▶ _Task details_
Reproduce each line of the entries that carries "name".

[Interface dataset entries]
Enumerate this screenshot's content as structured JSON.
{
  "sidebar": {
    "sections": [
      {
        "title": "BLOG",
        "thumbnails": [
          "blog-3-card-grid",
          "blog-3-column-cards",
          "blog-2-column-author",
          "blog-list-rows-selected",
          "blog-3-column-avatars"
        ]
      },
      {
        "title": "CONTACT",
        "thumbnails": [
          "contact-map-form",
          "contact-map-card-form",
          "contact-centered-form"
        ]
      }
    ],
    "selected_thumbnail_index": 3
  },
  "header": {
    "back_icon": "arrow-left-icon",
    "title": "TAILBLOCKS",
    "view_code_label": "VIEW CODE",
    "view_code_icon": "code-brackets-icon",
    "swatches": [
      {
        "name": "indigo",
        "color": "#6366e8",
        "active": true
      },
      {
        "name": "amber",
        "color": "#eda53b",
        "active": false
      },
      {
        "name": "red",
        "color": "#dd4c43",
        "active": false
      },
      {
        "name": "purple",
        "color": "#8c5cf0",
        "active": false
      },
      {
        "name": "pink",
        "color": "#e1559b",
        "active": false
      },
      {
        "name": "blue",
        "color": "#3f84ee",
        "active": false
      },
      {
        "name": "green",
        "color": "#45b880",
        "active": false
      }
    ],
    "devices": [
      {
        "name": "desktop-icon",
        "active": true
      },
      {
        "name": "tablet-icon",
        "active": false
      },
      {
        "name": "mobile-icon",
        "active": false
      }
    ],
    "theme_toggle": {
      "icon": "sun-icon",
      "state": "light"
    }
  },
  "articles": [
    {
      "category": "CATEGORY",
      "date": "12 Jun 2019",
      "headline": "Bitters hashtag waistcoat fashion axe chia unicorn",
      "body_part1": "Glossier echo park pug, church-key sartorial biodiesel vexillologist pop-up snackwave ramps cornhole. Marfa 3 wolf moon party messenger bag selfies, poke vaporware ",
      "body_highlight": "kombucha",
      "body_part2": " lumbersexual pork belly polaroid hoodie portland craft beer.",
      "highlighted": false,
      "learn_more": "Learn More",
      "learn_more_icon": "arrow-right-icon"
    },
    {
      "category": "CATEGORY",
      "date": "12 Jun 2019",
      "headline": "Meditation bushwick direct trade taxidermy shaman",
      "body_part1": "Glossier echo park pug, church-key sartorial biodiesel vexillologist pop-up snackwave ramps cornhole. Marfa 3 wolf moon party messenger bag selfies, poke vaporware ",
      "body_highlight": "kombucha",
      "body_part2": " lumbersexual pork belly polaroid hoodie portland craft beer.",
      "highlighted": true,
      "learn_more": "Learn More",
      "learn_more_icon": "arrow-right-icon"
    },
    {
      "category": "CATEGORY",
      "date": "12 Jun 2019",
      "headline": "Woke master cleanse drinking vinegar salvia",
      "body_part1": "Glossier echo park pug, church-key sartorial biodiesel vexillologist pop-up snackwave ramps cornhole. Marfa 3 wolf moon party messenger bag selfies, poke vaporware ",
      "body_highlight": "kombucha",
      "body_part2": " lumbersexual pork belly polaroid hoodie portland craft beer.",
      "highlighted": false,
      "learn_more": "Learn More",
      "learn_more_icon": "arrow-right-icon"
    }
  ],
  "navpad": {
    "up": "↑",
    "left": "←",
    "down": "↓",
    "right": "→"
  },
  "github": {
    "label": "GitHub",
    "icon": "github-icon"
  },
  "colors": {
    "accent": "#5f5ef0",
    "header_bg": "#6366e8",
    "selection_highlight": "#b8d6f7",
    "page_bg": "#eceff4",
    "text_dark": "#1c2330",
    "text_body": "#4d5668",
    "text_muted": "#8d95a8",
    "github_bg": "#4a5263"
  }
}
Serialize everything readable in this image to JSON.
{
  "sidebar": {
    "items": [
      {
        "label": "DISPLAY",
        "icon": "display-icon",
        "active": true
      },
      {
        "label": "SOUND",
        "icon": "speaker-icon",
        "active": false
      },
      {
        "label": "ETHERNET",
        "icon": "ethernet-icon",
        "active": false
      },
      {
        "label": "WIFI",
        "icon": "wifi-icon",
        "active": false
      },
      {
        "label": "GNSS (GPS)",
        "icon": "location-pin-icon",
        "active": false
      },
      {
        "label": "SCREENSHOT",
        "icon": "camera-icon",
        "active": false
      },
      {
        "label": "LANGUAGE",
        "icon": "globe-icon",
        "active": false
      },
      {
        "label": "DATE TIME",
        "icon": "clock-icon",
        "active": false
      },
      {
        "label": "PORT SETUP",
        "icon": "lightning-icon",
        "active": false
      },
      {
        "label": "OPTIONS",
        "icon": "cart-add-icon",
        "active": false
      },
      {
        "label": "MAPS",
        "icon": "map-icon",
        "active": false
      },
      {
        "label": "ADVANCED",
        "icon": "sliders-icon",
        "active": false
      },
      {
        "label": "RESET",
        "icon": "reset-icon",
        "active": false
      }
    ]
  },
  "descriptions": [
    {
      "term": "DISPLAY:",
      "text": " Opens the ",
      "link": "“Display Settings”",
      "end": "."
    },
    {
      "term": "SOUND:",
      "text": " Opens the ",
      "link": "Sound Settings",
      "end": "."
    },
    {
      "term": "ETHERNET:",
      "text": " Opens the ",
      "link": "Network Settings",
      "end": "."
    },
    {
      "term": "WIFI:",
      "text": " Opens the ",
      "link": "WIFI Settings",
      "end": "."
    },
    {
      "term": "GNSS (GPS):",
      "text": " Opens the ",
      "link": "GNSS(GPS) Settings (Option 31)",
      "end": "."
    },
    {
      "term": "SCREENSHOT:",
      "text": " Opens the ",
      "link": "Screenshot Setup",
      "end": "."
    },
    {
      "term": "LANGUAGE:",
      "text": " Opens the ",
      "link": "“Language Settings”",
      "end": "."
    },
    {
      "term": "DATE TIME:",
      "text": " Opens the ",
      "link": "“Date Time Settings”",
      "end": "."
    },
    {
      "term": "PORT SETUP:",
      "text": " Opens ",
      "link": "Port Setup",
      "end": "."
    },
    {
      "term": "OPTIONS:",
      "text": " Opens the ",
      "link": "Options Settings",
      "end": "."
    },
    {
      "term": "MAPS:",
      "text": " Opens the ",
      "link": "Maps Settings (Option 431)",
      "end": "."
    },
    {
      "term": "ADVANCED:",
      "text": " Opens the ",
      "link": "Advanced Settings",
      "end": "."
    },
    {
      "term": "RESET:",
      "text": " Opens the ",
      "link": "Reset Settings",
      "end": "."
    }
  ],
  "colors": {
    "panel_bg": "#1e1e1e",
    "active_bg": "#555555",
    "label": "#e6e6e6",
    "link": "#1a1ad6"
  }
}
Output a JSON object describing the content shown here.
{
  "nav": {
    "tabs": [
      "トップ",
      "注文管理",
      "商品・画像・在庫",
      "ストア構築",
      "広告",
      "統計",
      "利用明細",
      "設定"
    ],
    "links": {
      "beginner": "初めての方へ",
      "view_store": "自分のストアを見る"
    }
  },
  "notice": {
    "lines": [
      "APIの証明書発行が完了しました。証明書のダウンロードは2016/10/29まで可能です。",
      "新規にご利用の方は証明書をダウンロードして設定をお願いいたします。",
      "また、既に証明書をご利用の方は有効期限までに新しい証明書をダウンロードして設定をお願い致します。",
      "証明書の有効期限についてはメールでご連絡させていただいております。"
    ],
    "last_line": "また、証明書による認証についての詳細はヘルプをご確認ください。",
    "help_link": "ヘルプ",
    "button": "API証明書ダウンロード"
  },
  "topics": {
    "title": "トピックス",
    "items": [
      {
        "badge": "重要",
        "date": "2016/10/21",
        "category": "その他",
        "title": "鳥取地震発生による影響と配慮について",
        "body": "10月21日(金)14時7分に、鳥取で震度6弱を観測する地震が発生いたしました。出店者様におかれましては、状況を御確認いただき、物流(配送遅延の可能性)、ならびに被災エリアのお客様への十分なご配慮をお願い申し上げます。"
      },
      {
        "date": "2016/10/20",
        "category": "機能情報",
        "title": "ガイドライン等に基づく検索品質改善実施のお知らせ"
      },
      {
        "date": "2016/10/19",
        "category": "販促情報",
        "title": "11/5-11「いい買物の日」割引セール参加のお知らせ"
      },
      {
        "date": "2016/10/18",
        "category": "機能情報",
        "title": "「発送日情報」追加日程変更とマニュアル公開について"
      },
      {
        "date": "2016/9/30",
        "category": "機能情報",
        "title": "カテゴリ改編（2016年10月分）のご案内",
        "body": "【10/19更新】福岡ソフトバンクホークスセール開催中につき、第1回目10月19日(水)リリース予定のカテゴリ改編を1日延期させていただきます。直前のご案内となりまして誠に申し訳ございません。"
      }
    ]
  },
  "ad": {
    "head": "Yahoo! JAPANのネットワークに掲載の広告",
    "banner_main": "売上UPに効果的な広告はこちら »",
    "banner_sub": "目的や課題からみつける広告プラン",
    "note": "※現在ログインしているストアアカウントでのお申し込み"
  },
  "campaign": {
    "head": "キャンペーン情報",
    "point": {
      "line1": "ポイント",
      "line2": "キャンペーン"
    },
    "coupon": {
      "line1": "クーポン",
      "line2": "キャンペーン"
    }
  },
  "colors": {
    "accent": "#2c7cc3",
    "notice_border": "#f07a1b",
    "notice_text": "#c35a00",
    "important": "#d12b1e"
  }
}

▶ _Answer for the task_
        "name": "indigo",
        "name": "amber",
        "name": "red",
        "name": "purple",
        "name": "pink",
        "name": "blue",
        "name": "green",
        "name": "desktop-icon",
        "name": "tablet-icon",
        "name": "mobile-icon",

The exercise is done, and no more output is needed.